It’s crucial to keep your pet warm and safe, as they thrive in temperatures between 70 and 80 degrees Fahrenheit.
You can purchase a heater for your hedgehog cage if your house gets particularly cold during the night or during the winter. Remember to do your homework, contact specialists or the veterinarian, and strictly abide by any of the manufacturer’s directions and warnings to avoid overheating your hedgehog, damaging the enclosure, or risking a burn.
Is Hay A Good Hedgehog Bedding Option?
Hedgehogs can be wounded by hay or straw bedding, particularly if their limbs become tangled in hay or straw, causing cuts or stopping circulation. In the worst-case situation, amputation could be needed.
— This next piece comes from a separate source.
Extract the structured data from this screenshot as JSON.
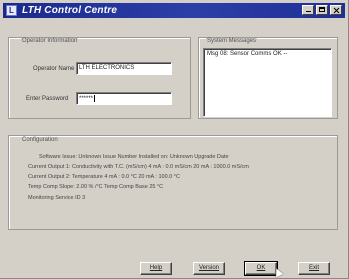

Pesticides could have been used on the hay, and it is a bad idea to let a hedgehog rummage around anything with pesticide residue.
Is It Possible For Hedgehogs To Play With Cat Toys?
Before handing some cat toys to hedgehogs, make sure they haven’t been handled by a cat. Since the smell of a cat on the toy may annoy hedgehogs, they can become hostile and attack the toy, mistaking it for a threat. Any cat toy should be brand new to be on the safe side.
Any cat toy that is used by hedgehogs must be able to survive the stress and strain. They’ll want to chew it with their razor-sharp teeth.
What Is The Recommended Depth Of Hedgehog Bedding?
Since we use fabric-based bedding, the thickness is just about a half-centimeter. An inch or two of pellet or shaving bedding may suffice, with caution taken to ensure the hedgehog’s freedom to walk about the cage is not affected.
The hedgehog’s bedding must be able to withstand other things in the enclosure.
Is It Possible To Use Newspaper As Hedgehog Bedding?
Few hedgehog owners use newspapers for bedding, but caution must be taken to guarantee that the newspaper pigment is not poisonous. Since water spills, vomit, and feces will seep through the newspaper, it will need to be cleaned on a daily basis.
Is It Possible For Hedgehogs To Overheat?
Hedgehogs will overheat and go into a state known as aestivation, in which they lay on their stomachs with their legs extended (splatting). In humans, this is similar to heatstroke because they must cool off.
Hedgehogs require heat to survive, a place to cover and relax, dry and convenient bedding, toys to play with, and workout equipment to stay safe and avoid becoming obese.
All important cage products chosen must be appropriate for the cage and not of danger to a hedgehog. Bad choices will result in fire hazards as well as health complications for your pet.